Thursday, July 7, 2011

Klout's Algorithm Appears To Be Compromised By Social Media Credential Fraud

Is Klout's algorithm compromised by Social Media Credential Fraud? At this point, it appears that Klout's algorithm is unable to accurately measure influence because it is not able to accurately determine who has real online and/or real world influence due to Social Media Credential Fraud.

According to Klout's website, the factors in its algorithm include: "List inclusions, Follower/Follow Ratio, Followed Back %, Unique Senders, Unique Retweeters, Unique Commenters, Unique Likers, Influence of Followers, Influence of Retweeters and Mentioners, Influence of Friends, Influence of Likers and Commenters.

Follower/Follow Ratio which appears to be a major component of the algorithm is being manipulated by those practicing Social Media Credential Fraud. If the Follower/Follow Ratio can be manipulated, it appears that the Followed Back % is also compromised. On April 26, 2011, Klout's Public Relations Agency (Best Public Relations) informed me that Klout's website was recently relaunched. When I reviewed the relaunched website I noticed that the Follower/Follow Ratio and the Followed Back % were major components of their algorithm. Therefore, I immediately contacted Best Public Relations to let them know that Social Media Credential Fraud is affecting its client's ability to accurately claim that its service is able to measure one's online social influence.

Klout's PR firm responded back to me with a link to Klout's website that did not answer my question so I contacted them again to let them know that this is a very serious issue that has the ability to destroy Klout's credibility. I have not heard back from either Klout's PR firm or from Klout. Therefore, either Klout's PR firm did not relay my message to Klout's senior executives or they decided to look the other way about my concerns.

As Klout and other websites vie to become the modern day Nielsen Ratings for the Social Media Age they will have to find a way to factor Social Media Credential Fraud into their algorithms. Klout needs to follow Google's lead to penalize those who try to game their algorithm. Last year, a company called DecorMyEyes gamed Google's search rankings by intentionally encouraging bad publicity so that the company could obtain a high organic ranking on Google. After a New York Times article on this practice, Google updated its algorithm. Earlier this year, JC Penney was accused of gaming Google's search rankings before last year's Christmas Season and Google subsequently penalized JC Penney for its behavior.

Since Google has the clout to punish those who it deems are acting in an unethical manner to increase their search engine ranking, Klout should do the same for those who are intentionally gaming its algorithm by participating in Social Media Credential Fraud and other forms of misleading and unethical social media behavior to increase their Klout score. I challenge Klout along with the other services who claim to be able to measure online influence to follow Google's lead in penalizing those who to try to game their system.

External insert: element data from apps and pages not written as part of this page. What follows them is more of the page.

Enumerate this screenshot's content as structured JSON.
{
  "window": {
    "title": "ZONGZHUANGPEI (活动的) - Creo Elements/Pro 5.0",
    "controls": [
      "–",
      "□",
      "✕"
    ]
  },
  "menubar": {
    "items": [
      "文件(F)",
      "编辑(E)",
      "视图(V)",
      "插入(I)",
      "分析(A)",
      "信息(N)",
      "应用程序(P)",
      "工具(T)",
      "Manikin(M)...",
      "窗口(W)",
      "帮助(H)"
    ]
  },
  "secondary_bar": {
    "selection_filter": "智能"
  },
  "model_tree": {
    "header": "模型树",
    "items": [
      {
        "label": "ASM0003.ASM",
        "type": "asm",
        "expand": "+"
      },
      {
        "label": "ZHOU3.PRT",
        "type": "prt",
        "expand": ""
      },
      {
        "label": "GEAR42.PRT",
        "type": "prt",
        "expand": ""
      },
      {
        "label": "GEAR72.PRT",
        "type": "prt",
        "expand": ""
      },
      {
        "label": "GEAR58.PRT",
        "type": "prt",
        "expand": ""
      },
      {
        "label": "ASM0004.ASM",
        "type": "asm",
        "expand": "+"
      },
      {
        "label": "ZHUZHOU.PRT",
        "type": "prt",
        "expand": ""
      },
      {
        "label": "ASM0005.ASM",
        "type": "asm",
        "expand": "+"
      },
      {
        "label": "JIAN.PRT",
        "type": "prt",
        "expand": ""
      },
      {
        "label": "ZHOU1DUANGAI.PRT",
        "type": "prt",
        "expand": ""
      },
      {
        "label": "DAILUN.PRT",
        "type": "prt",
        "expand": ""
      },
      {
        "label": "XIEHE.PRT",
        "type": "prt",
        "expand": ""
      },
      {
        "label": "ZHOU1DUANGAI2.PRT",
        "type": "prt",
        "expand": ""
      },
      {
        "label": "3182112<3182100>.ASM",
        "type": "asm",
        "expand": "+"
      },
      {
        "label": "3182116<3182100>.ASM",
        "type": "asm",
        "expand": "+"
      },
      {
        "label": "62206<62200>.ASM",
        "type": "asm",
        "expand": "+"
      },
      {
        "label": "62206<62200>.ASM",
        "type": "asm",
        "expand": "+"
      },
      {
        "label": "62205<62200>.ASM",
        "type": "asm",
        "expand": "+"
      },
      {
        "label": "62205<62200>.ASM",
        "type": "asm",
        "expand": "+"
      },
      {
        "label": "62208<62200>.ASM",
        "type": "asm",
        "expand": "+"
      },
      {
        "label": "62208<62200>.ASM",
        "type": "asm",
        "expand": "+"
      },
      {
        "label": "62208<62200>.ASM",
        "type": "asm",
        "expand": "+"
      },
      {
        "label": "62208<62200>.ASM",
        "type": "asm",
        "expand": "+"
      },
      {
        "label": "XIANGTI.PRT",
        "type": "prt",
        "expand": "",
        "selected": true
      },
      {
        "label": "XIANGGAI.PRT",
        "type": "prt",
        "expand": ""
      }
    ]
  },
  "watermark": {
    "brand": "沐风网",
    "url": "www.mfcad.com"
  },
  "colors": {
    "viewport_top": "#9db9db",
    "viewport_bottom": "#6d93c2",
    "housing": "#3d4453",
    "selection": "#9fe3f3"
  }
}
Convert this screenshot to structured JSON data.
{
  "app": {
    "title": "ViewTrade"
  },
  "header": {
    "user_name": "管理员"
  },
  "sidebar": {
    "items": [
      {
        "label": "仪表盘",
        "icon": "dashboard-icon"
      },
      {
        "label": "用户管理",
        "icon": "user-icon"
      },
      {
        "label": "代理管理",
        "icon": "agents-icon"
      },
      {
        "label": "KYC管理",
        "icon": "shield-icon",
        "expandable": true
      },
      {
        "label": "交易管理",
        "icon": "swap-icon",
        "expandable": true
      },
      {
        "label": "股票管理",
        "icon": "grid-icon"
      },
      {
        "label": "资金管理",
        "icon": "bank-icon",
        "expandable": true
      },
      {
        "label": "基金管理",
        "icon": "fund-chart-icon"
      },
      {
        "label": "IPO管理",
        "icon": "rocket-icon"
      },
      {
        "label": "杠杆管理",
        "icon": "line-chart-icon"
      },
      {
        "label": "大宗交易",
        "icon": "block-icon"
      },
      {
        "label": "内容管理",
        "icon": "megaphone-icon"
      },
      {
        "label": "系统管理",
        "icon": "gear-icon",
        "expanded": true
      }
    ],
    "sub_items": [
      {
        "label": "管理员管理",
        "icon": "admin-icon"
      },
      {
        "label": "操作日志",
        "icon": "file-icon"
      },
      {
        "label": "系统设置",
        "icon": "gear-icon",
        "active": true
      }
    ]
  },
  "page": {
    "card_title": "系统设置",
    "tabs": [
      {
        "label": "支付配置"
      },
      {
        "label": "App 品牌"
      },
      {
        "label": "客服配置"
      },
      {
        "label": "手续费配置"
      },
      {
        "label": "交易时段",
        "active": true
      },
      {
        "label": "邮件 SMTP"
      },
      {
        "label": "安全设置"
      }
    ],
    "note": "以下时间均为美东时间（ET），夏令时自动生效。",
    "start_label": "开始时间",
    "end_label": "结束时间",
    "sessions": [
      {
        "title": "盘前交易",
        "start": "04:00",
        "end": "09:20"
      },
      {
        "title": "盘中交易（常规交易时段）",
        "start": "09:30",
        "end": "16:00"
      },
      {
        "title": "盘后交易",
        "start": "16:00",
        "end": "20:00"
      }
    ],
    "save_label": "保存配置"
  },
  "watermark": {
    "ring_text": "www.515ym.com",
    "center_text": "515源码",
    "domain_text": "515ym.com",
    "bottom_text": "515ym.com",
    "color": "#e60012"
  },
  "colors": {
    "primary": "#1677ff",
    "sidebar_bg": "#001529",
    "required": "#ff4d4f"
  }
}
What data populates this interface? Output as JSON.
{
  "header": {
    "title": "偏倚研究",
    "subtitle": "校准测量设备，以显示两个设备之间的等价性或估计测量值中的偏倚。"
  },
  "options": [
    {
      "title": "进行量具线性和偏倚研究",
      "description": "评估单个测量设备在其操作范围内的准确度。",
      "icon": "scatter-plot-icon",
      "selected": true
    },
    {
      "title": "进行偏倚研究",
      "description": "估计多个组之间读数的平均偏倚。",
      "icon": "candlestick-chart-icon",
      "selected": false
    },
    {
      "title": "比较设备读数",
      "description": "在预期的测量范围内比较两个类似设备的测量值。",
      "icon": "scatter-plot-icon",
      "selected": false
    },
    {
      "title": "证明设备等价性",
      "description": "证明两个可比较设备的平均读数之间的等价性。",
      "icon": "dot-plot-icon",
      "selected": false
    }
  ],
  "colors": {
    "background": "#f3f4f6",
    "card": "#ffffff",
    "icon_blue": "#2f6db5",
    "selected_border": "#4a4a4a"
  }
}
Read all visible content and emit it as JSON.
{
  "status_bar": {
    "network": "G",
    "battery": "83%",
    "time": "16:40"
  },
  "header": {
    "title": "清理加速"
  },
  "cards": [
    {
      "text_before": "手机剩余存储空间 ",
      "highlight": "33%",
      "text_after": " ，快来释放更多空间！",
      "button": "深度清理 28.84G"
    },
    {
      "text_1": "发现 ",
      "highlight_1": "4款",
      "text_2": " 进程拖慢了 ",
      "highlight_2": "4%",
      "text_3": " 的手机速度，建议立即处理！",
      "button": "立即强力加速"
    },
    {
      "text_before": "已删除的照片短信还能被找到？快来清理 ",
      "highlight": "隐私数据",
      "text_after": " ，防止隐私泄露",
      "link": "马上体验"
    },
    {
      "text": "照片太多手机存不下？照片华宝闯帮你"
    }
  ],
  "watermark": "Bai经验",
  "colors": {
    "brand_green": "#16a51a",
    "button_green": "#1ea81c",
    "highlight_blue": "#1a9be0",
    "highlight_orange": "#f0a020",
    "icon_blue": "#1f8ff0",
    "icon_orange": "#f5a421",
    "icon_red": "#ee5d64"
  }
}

To learn more about this issue you may contact me at

Copyright 2011 by the Law Office of Bradley S. Shear, LLC. All rights reserved.